◆ Instructions for the task:
The word "Konturen" occurs in some of the lines below; copy each of those lines.

(Dataset rows for apps and sites)

__________________________________________________

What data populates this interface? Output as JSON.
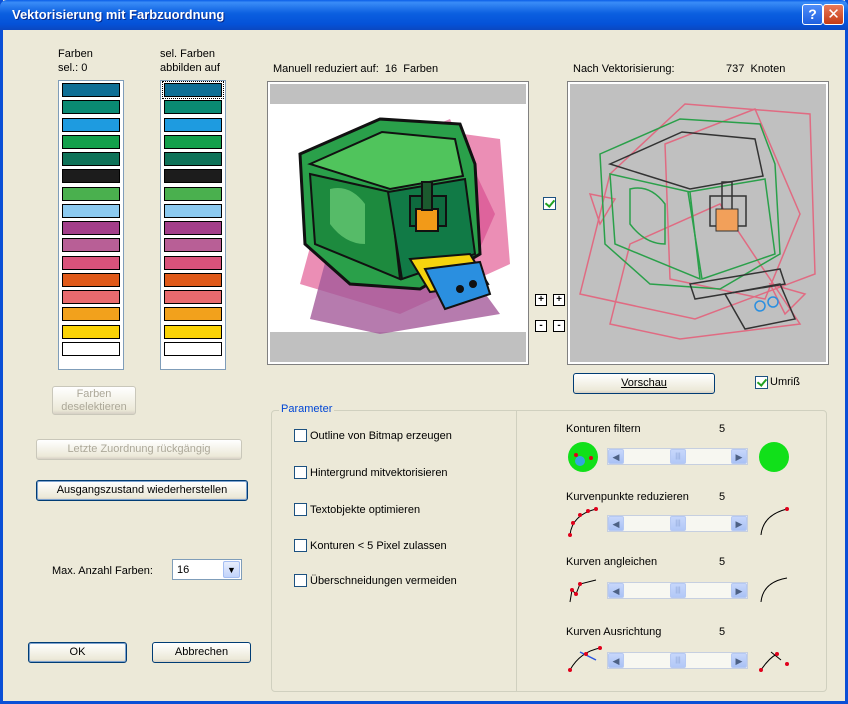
{
  "window": {
    "title": "Vektorisierung mit Farbzuordnung",
    "help_btn": "?",
    "close_btn": "✕"
  },
  "left": {
    "farben_header_1": "Farben",
    "farben_header_2": "sel.: 0",
    "mapped_header_1": "sel. Farben",
    "mapped_header_2": "abbilden auf",
    "colors": [
      "#0f6f95",
      "#0a8a72",
      "#1e9be0",
      "#13a04b",
      "#0e7258",
      "#1c1c1c",
      "#4ab04e",
      "#8ccaf0",
      "#a33e8a",
      "#b85f96",
      "#d9527b",
      "#e05a1a",
      "#e86a6e",
      "#f2a11c",
      "#fad307",
      "#ffffff"
    ],
    "deselect_line1": "Farben",
    "deselect_line2": "deselektieren",
    "undo_label": "Letzte Zuordnung rückgängig",
    "restore_label": "Ausgangszustand wiederherstellen",
    "max_colors_label": "Max. Anzahl Farben:",
    "max_colors_value": "16",
    "ok_label": "OK",
    "cancel_label": "Abbrechen"
  },
  "original": {
    "caption_prefix": "Manuell reduziert auf:",
    "count": "16",
    "unit": "Farben"
  },
  "vector": {
    "caption_prefix": "Nach Vektorisierung:",
    "count": "737",
    "unit": "Knoten"
  },
  "preview_label": "Vorschau",
  "outline_label": "Umriß",
  "outline_checked": true,
  "sync_checked": true,
  "zoom_buttons": [
    "+",
    "+",
    "-",
    "-"
  ],
  "parameter": {
    "legend": "Parameter",
    "options": [
      {
        "label": "Outline von Bitmap erzeugen",
        "checked": false
      },
      {
        "label": "Hintergrund mitvektorisieren",
        "checked": false
      },
      {
        "label": "Textobjekte optimieren",
        "checked": false
      },
      {
        "label": "Konturen < 5 Pixel zulassen",
        "checked": false
      },
      {
        "label": "Überschneidungen vermeiden",
        "checked": false
      }
    ]
  },
  "sliders": [
    {
      "label": "Konturen filtern",
      "value": "5"
    },
    {
      "label": "Kurvenpunkte reduzieren",
      "value": "5"
    },
    {
      "label": "Kurven angleichen",
      "value": "5"
    },
    {
      "label": "Kurven Ausrichtung",
      "value": "5"
    }
  ],
  "icons": {
    "left_arrow": "◀",
    "right_arrow": "▶",
    "thumb": "|||",
    "dropdown": "▼"
  }
}
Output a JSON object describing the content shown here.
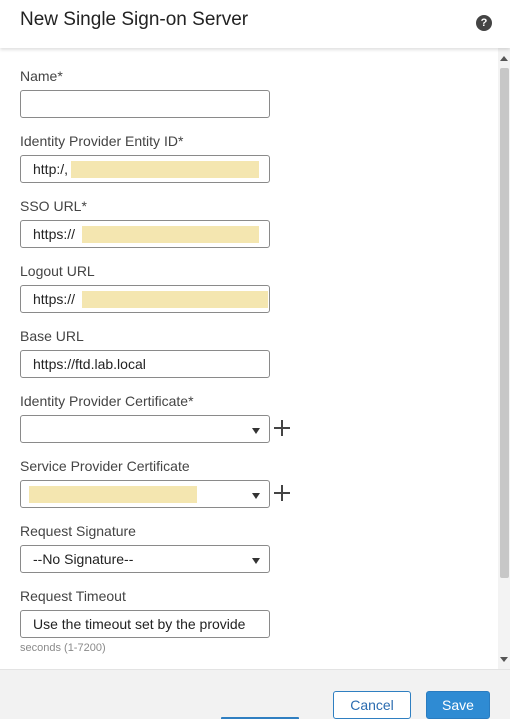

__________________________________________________

◆ Task solution:
        "label": "Konturen < 5 Pixel zulassen",
      "label": "Konturen filtern",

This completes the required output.